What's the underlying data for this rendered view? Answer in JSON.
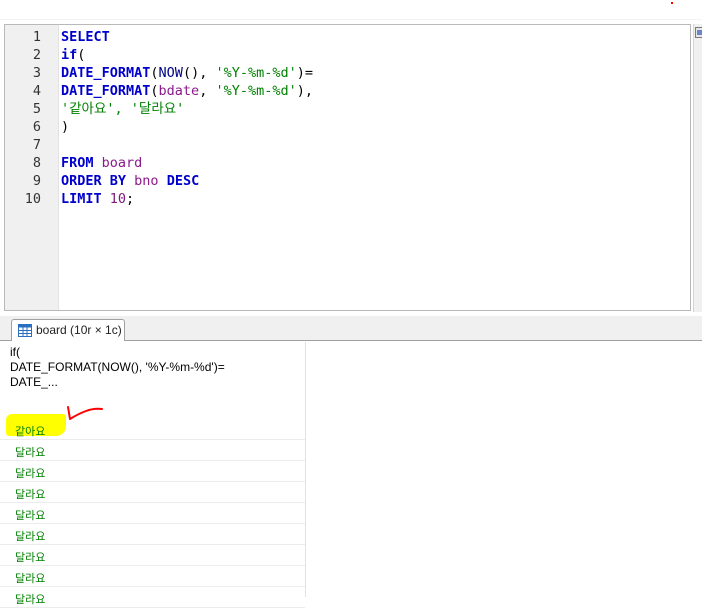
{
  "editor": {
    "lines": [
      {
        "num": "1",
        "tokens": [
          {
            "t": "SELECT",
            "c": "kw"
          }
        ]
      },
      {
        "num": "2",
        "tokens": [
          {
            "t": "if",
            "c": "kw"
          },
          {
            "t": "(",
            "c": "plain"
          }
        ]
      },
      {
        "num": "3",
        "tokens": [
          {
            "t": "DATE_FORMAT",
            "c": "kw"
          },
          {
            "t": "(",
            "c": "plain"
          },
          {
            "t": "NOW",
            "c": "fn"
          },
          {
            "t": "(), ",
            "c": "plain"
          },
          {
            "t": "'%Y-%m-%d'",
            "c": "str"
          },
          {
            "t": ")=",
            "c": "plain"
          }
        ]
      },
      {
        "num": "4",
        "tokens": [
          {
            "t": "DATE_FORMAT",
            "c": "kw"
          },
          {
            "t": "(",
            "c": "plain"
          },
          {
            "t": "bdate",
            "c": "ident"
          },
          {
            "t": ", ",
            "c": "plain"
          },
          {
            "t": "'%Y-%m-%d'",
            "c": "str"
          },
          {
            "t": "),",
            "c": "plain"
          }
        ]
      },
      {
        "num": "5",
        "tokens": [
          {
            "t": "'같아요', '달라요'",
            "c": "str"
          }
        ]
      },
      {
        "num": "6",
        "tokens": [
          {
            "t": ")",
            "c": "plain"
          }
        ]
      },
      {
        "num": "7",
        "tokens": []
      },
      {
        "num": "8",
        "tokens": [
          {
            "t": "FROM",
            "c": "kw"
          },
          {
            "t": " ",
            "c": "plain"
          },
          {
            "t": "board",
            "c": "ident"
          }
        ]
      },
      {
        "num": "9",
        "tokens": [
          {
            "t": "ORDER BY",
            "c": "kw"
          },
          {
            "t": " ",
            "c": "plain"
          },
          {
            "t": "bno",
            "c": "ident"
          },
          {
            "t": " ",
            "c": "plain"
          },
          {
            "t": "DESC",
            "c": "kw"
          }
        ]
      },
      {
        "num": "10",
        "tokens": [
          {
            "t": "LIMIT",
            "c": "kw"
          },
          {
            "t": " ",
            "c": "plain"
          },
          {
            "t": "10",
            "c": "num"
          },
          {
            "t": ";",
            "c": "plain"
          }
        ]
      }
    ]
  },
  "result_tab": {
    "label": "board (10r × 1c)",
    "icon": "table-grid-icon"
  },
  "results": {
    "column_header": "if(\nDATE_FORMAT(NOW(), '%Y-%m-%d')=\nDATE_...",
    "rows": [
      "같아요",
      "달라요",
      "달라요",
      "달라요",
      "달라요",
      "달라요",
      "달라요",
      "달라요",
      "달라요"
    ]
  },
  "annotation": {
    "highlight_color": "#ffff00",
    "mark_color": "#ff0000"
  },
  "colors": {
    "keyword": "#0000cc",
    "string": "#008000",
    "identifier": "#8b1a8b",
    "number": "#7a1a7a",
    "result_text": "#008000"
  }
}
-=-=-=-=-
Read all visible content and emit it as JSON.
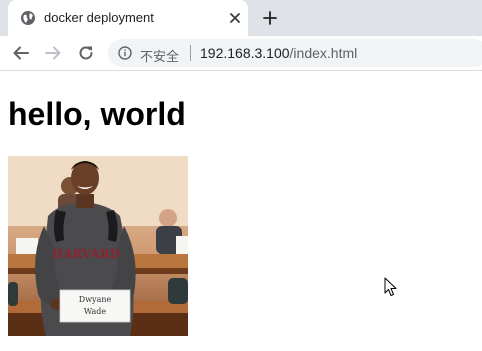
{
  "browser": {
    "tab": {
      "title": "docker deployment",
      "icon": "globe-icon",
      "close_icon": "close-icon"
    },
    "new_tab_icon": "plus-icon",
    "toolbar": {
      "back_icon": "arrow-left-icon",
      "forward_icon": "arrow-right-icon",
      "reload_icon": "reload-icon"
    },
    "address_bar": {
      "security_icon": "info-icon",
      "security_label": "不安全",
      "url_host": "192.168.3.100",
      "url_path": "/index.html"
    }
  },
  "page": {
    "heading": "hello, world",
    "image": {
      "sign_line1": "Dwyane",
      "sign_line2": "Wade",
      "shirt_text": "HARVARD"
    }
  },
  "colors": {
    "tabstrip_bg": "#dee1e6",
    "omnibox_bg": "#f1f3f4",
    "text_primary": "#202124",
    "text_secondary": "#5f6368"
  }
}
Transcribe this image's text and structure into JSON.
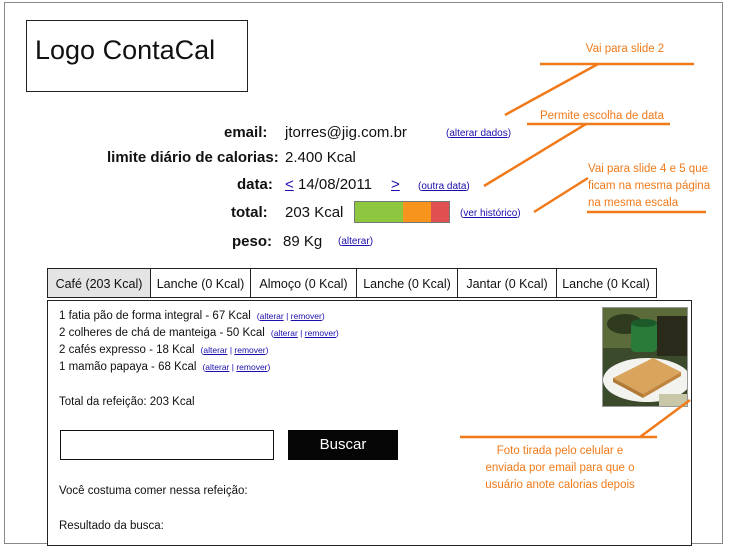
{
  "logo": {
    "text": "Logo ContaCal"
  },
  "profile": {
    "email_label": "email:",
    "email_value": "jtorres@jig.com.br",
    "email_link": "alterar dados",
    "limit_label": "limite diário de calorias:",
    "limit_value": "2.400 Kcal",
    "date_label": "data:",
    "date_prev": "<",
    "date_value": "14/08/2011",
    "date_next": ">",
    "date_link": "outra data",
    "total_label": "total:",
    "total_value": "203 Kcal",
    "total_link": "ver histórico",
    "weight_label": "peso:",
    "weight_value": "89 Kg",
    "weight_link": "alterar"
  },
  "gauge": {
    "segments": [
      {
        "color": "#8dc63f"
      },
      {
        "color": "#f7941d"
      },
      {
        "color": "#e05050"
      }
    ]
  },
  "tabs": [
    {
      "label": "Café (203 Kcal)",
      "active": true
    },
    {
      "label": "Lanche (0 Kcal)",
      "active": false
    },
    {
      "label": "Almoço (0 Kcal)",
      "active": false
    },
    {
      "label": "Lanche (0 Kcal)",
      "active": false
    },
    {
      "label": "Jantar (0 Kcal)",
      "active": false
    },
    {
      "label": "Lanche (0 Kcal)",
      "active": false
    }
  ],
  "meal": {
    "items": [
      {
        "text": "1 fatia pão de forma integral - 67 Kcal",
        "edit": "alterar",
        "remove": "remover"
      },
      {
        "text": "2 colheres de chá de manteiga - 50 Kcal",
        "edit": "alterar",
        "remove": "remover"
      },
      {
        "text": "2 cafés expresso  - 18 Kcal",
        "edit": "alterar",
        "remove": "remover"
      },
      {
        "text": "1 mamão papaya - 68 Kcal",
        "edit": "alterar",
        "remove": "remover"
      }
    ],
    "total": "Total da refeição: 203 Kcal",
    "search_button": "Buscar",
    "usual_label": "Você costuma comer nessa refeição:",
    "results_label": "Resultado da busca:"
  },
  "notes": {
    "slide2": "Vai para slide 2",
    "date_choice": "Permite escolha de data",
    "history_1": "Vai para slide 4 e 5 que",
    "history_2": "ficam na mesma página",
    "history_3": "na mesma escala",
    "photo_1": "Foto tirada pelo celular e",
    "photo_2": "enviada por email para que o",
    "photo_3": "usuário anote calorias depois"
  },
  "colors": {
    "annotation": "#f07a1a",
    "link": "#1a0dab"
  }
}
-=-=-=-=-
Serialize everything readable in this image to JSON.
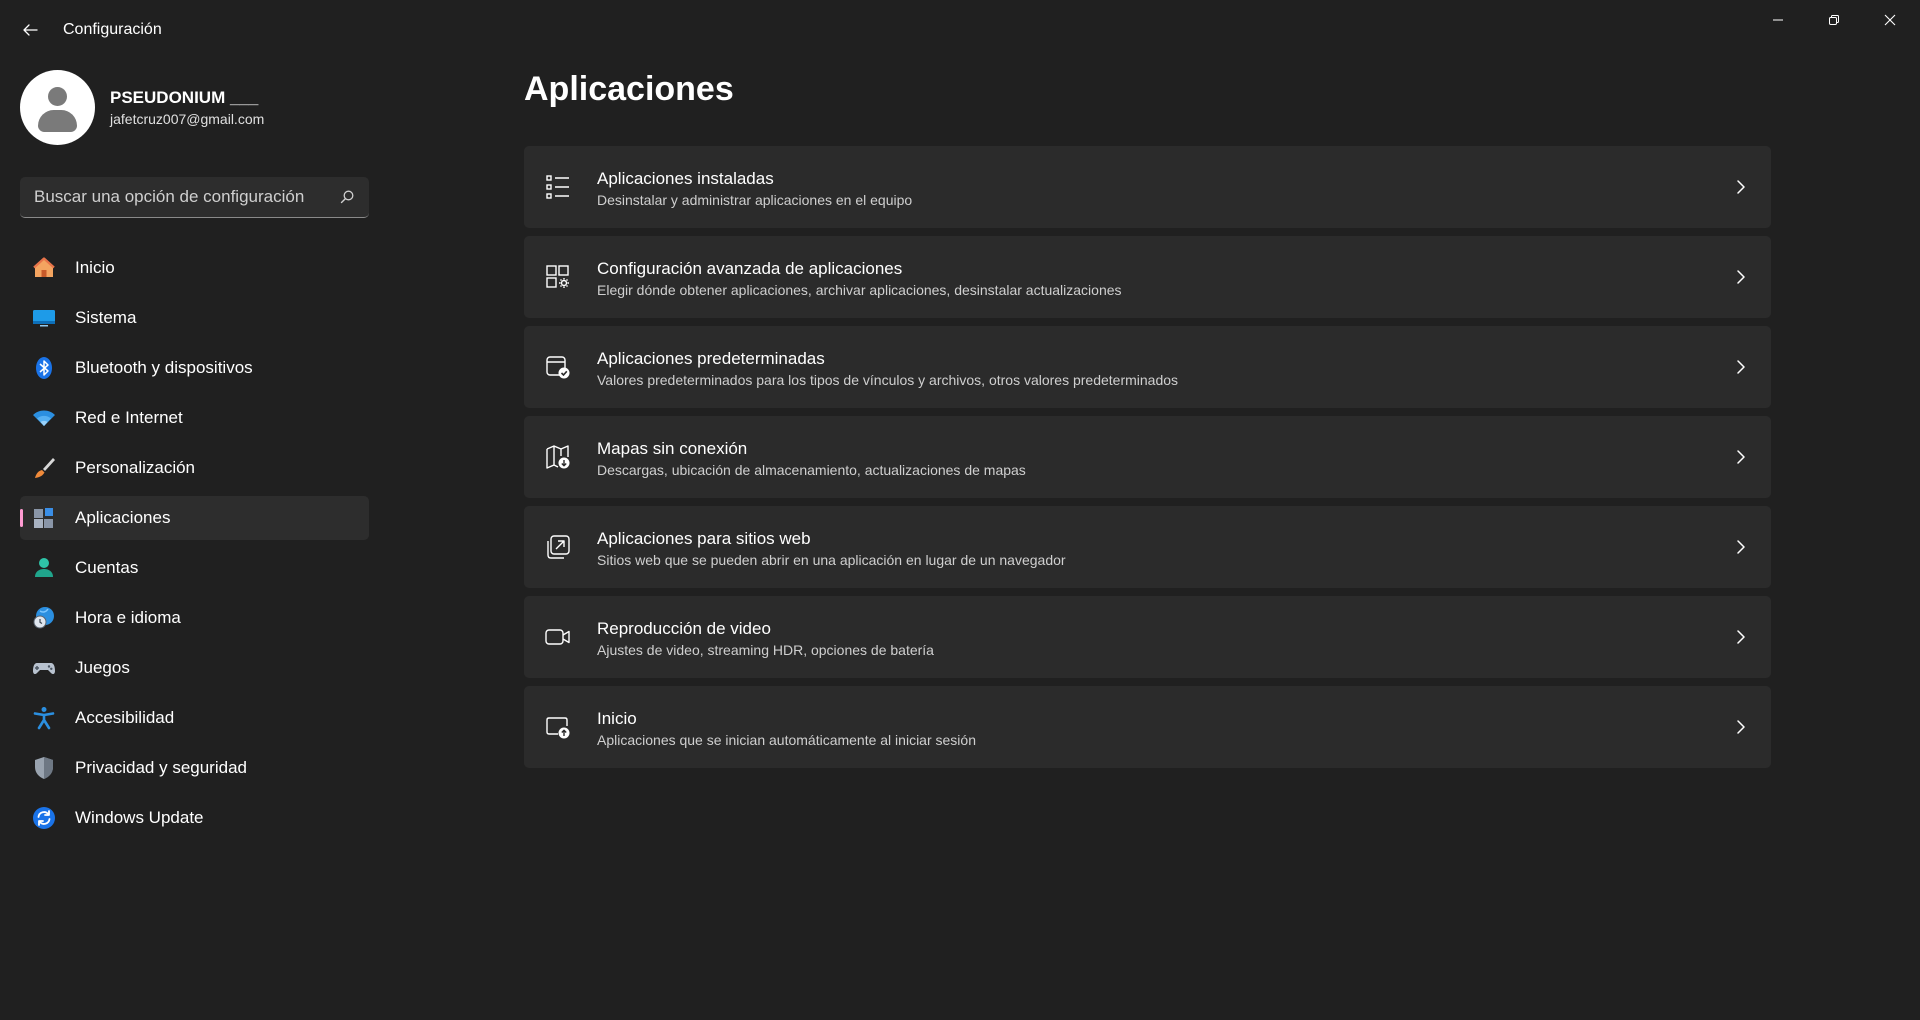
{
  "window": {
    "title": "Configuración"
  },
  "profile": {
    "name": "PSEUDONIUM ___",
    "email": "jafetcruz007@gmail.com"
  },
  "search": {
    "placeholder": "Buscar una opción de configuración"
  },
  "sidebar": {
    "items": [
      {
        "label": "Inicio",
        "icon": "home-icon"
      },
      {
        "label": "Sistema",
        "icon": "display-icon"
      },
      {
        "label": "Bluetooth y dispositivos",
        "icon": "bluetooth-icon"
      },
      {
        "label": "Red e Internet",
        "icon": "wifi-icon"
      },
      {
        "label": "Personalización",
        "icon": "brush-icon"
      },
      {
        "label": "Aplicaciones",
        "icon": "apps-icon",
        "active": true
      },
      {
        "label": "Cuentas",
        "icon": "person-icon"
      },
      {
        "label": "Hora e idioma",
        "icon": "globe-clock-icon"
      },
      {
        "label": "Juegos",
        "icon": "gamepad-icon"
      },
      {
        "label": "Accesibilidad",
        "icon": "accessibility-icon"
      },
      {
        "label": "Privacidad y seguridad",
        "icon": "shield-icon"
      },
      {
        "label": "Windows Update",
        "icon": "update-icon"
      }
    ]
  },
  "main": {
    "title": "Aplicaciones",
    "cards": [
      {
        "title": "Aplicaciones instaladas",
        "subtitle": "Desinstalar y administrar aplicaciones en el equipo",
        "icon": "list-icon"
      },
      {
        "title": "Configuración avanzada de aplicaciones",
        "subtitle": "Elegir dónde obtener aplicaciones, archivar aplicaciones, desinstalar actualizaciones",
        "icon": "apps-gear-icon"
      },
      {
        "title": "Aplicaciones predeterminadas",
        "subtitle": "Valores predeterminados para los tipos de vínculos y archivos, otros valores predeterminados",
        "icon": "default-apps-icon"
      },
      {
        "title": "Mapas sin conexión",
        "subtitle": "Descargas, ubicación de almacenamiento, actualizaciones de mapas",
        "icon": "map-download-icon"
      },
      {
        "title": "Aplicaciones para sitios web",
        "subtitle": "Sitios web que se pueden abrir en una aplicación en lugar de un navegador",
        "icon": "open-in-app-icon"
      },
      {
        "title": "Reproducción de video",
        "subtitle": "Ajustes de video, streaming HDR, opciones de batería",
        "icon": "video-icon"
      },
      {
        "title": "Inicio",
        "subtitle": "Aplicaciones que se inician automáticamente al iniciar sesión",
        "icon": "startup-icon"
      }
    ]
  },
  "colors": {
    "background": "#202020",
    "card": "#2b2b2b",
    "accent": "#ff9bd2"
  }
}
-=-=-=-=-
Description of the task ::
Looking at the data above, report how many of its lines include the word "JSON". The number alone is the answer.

Written solution ::
4